Say the Airbnb IPO price is set at $60 and there are bidders for 113 million shares at or above that price (twice the deal size), then the company in consultation with the underwriters led by Morgan Stanley will decide which of those investors get allocated stock.
The benefit to Airbnb is that it gets to control which investors get stock with companies historically favoring those investors who they believe will be supportive long-term holders rather than those who will flip deals for a quick profit. Some investors who bid above the clearing price may get a full allocation and others could get shut out completely.
By getting information on what investors are willing to pay for stock, the Airbnb and DoorDash shares could be priced closer to where they will trade the first day.
The process isn’t foolproof. Unity priced its September IPO at $52 a share, and it rose 32% on the first day, to $68. It now trades above $150.
Under the traditional IPO underwriting mechanism, investors indicate price and quantity within the range and below it, but not above the range. This has made it tough for the company and the underwriters to gauge demand above the range. As a practical matter, most orders in the typical IPO are “market,” meaning that the investor agrees to buy stock anywhere in the pricing range.
And with tech and other IPOs generating strong demand, this can help create a situation where an IPO is priced low and then has a big first-day gain or pop. In many cases, hot IPOs have been more than 30 times oversubscribed, creating a feeding frenzy on the first day of trading as investors scramble to get stock.
Venture capitalist Bill Gurley of Benchmark has been a harsh critic of the IPO process, regularly arguing that companies and their employees get shortchanged when IPOs are priced too low and that wealth is transferred to institutional buyers of the deal.
“The traditional way of going public is systematically broken and is robbing Silicon Valley founders, employees, and investors of billions of dollars each year,” Gurley wrote in a blog post in August. He noted that first-half 2020 IPOs were underpriced by an average of 31% based on their first-day closing price for a total amount of about $8 billion.
Both the Airbnb and DoorDash IPOs, each around $3 billion, are sizable by IPO standards, but are relatively small when compared with the size of the portfolios of large, growth-oriented institutional investors.
By forcing investors to specify what price they are willing to pay, the companies should get a better idea of demand and be able to set an IPO price that is more fair and potentially leaves less money on the table for the lucky investors that get allocated stock.
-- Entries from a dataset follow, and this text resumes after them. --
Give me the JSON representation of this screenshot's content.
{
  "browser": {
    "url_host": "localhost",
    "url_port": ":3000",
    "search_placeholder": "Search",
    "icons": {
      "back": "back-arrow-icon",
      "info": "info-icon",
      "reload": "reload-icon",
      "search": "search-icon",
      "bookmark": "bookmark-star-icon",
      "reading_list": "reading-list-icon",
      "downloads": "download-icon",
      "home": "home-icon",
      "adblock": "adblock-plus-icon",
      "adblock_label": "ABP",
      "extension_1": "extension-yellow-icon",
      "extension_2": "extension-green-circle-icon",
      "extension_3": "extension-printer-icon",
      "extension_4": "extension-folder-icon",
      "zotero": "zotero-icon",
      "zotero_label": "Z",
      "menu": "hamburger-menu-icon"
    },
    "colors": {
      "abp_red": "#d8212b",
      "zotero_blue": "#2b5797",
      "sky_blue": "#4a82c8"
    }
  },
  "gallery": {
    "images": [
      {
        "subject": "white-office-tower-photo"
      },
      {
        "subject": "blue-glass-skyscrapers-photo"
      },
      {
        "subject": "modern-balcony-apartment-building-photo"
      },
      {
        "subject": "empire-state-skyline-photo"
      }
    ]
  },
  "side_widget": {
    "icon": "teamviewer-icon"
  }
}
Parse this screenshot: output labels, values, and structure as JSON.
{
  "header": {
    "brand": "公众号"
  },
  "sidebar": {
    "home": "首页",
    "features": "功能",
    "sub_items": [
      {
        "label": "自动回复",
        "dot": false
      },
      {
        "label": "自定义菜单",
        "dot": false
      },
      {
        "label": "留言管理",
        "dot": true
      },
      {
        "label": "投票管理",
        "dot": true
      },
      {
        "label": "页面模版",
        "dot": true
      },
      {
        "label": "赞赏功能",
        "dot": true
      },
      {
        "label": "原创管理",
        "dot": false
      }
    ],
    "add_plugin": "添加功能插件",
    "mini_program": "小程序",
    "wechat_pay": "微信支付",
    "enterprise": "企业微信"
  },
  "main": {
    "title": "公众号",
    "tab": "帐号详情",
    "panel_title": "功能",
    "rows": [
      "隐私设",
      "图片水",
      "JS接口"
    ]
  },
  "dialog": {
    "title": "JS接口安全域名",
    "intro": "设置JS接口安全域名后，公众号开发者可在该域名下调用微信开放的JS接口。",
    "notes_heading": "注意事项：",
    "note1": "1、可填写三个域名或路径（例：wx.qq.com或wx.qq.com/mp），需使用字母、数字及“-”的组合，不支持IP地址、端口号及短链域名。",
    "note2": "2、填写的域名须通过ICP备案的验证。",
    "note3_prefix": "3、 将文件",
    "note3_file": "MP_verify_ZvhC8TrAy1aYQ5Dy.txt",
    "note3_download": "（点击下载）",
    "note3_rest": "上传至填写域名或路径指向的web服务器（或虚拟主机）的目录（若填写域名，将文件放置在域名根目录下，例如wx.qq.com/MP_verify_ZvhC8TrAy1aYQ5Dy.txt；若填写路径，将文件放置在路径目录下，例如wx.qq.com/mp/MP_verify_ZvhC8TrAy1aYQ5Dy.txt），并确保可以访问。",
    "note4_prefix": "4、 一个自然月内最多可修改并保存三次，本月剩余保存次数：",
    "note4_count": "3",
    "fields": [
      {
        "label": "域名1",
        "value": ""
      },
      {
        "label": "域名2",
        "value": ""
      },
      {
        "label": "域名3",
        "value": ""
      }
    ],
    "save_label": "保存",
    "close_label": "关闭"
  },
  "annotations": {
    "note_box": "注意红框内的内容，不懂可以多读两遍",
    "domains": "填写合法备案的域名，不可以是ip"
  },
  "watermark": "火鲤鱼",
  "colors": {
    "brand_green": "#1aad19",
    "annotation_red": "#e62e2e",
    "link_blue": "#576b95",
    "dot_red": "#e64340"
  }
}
Given the strong demand for both deals, the novel hybrid auction concept will face an important test this week.
Write to Andrew Bary at firstname.lastname@example.org